TASK DESCRIPTION :: Leaving out every picture, quote the data below exactly as it appears.

RECORDS PROVIDED ::
※
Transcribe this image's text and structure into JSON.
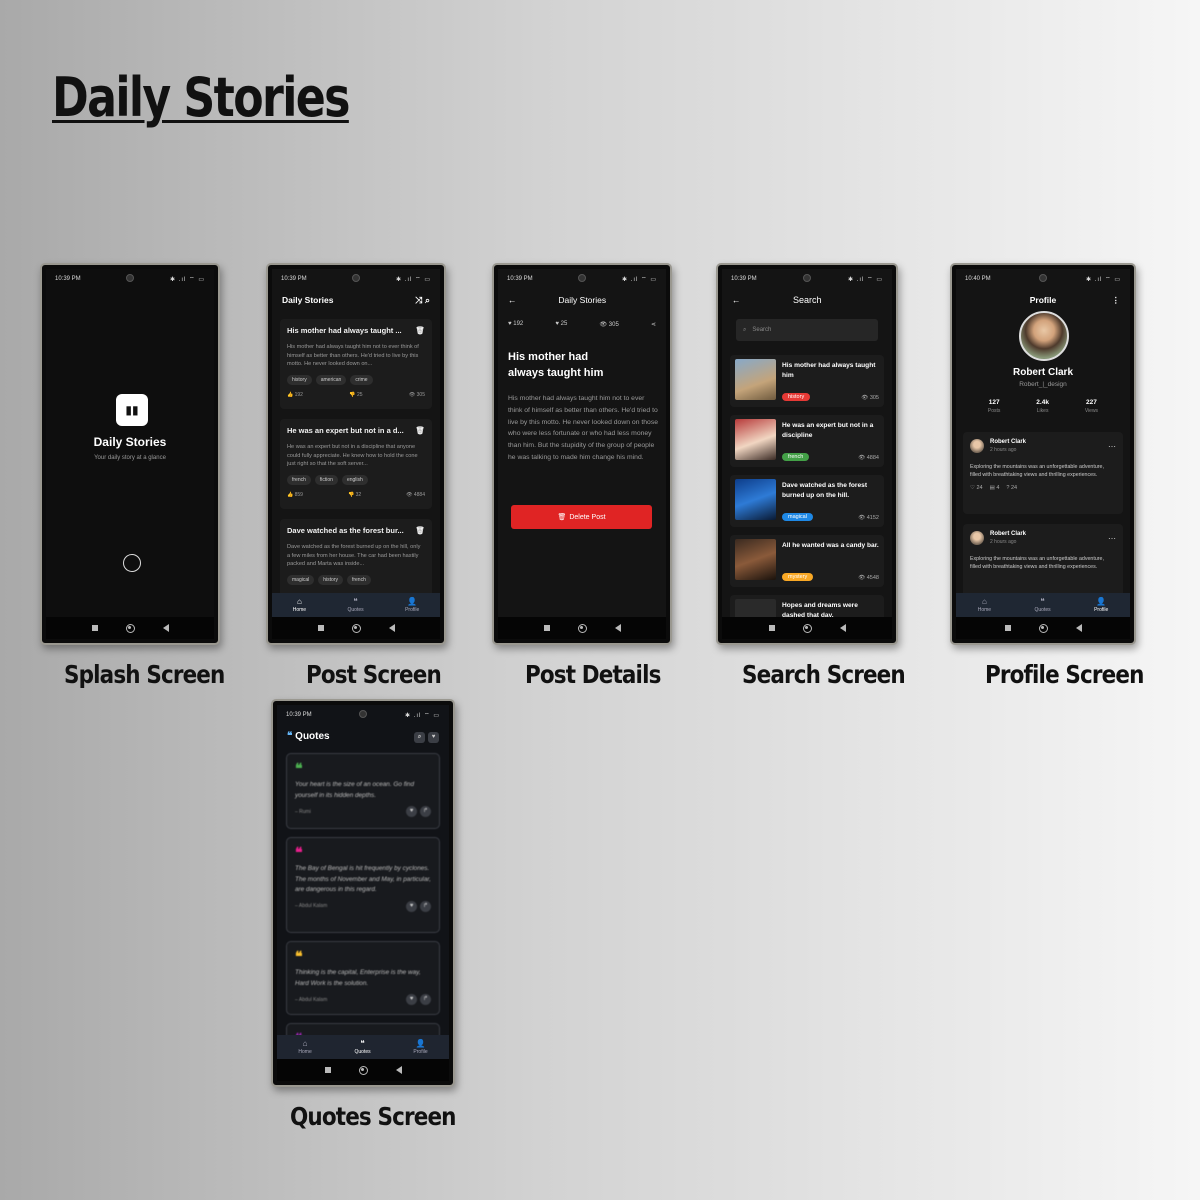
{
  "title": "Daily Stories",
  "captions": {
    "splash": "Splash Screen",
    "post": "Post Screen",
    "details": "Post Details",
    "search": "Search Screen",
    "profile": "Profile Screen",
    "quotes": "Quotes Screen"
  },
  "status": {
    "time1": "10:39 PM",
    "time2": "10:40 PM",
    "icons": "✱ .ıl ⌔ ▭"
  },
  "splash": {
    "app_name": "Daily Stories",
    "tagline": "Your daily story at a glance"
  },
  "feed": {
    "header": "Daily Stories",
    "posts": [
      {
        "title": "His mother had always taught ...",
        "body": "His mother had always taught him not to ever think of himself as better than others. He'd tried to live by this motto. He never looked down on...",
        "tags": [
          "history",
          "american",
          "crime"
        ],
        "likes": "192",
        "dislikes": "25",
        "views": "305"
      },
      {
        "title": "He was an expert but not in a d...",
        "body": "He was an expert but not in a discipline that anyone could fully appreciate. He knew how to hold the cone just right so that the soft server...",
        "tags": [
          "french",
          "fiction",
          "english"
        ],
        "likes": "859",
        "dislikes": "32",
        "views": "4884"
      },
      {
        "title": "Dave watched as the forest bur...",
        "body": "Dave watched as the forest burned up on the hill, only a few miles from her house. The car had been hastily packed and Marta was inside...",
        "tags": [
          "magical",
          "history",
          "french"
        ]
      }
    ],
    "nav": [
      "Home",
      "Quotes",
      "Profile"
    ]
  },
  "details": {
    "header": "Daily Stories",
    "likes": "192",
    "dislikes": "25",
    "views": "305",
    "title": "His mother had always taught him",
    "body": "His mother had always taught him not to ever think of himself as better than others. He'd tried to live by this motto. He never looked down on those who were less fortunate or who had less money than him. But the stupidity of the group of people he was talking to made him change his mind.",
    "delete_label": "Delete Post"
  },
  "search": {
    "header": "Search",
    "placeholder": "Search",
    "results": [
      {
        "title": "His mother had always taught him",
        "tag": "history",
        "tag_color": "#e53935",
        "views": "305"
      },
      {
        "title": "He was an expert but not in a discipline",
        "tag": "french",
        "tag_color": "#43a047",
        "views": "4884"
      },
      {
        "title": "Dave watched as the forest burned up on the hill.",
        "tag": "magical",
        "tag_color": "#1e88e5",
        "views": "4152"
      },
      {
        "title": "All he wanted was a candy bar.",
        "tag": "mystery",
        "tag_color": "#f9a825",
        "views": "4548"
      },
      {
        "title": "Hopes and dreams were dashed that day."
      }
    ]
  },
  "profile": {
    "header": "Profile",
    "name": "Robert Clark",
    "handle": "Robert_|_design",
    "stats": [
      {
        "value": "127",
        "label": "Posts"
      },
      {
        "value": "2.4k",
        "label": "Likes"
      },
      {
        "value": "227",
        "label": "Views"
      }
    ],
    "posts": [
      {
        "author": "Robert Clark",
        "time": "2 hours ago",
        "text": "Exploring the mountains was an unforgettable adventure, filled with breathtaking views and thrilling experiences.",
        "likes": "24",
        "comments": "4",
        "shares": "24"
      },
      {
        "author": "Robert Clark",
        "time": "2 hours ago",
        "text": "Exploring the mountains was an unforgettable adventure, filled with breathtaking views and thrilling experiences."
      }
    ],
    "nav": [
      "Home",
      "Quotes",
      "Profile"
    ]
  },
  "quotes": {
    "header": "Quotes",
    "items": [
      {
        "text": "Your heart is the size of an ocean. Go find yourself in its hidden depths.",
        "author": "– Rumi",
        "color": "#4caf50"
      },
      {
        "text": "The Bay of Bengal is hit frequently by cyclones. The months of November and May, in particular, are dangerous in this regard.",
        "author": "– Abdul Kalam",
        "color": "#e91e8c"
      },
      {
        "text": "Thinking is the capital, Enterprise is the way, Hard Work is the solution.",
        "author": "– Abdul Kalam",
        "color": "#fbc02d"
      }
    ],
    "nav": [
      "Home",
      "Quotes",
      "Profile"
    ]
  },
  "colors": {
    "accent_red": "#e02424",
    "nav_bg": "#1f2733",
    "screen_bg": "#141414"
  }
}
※
SOLUTION FOR THIS EXERCISE ::
Transcribe this image's text and structure into JSON.
{
  "title": "Daily Stories",
  "captions": {
    "splash": "Splash Screen",
    "post": "Post Screen",
    "details": "Post Details",
    "search": "Search Screen",
    "profile": "Profile Screen",
    "quotes": "Quotes Screen"
  },
  "status": {
    "time1": "10:39 PM",
    "time2": "10:40 PM",
    "icons": "✱ .ıl ⌔ ▭"
  },
  "splash": {
    "app_name": "Daily Stories",
    "tagline": "Your daily story at a glance"
  },
  "feed": {
    "header": "Daily Stories",
    "posts": [
      {
        "title": "His mother had always taught ...",
        "body": "His mother had always taught him not to ever think of himself as better than others. He'd tried to live by this motto. He never looked down on...",
        "tags": [
          "history",
          "american",
          "crime"
        ],
        "likes": "192",
        "dislikes": "25",
        "views": "305"
      },
      {
        "title": "He was an expert but not in a d...",
        "body": "He was an expert but not in a discipline that anyone could fully appreciate. He knew how to hold the cone just right so that the soft server...",
        "tags": [
          "french",
          "fiction",
          "english"
        ],
        "likes": "859",
        "dislikes": "32",
        "views": "4884"
      },
      {
        "title": "Dave watched as the forest bur...",
        "body": "Dave watched as the forest burned up on the hill, only a few miles from her house. The car had been hastily packed and Marta was inside...",
        "tags": [
          "magical",
          "history",
          "french"
        ]
      }
    ],
    "nav": [
      "Home",
      "Quotes",
      "Profile"
    ]
  },
  "details": {
    "header": "Daily Stories",
    "likes": "192",
    "dislikes": "25",
    "views": "305",
    "title": "His mother had always taught him",
    "body": "His mother had always taught him not to ever think of himself as better than others. He'd tried to live by this motto. He never looked down on those who were less fortunate or who had less money than him. But the stupidity of the group of people he was talking to made him change his mind.",
    "delete_label": "Delete Post"
  },
  "search": {
    "header": "Search",
    "placeholder": "Search",
    "results": [
      {
        "title": "His mother had always taught him",
        "tag": "history",
        "tag_color": "#e53935",
        "views": "305"
      },
      {
        "title": "He was an expert but not in a discipline",
        "tag": "french",
        "tag_color": "#43a047",
        "views": "4884"
      },
      {
        "title": "Dave watched as the forest burned up on the hill.",
        "tag": "magical",
        "tag_color": "#1e88e5",
        "views": "4152"
      },
      {
        "title": "All he wanted was a candy bar.",
        "tag": "mystery",
        "tag_color": "#f9a825",
        "views": "4548"
      },
      {
        "title": "Hopes and dreams were dashed that day."
      }
    ]
  },
  "profile": {
    "header": "Profile",
    "name": "Robert Clark",
    "handle": "Robert_|_design",
    "stats": [
      {
        "value": "127",
        "label": "Posts"
      },
      {
        "value": "2.4k",
        "label": "Likes"
      },
      {
        "value": "227",
        "label": "Views"
      }
    ],
    "posts": [
      {
        "author": "Robert Clark",
        "time": "2 hours ago",
        "text": "Exploring the mountains was an unforgettable adventure, filled with breathtaking views and thrilling experiences.",
        "likes": "24",
        "comments": "4",
        "shares": "24"
      },
      {
        "author": "Robert Clark",
        "time": "2 hours ago",
        "text": "Exploring the mountains was an unforgettable adventure, filled with breathtaking views and thrilling experiences."
      }
    ],
    "nav": [
      "Home",
      "Quotes",
      "Profile"
    ]
  },
  "quotes": {
    "header": "Quotes",
    "items": [
      {
        "text": "Your heart is the size of an ocean. Go find yourself in its hidden depths.",
        "author": "– Rumi",
        "color": "#4caf50"
      },
      {
        "text": "The Bay of Bengal is hit frequently by cyclones. The months of November and May, in particular, are dangerous in this regard.",
        "author": "– Abdul Kalam",
        "color": "#e91e8c"
      },
      {
        "text": "Thinking is the capital, Enterprise is the way, Hard Work is the solution.",
        "author": "– Abdul Kalam",
        "color": "#fbc02d"
      }
    ],
    "nav": [
      "Home",
      "Quotes",
      "Profile"
    ]
  },
  "colors": {
    "accent_red": "#e02424",
    "nav_bg": "#1f2733",
    "screen_bg": "#141414"
  }
}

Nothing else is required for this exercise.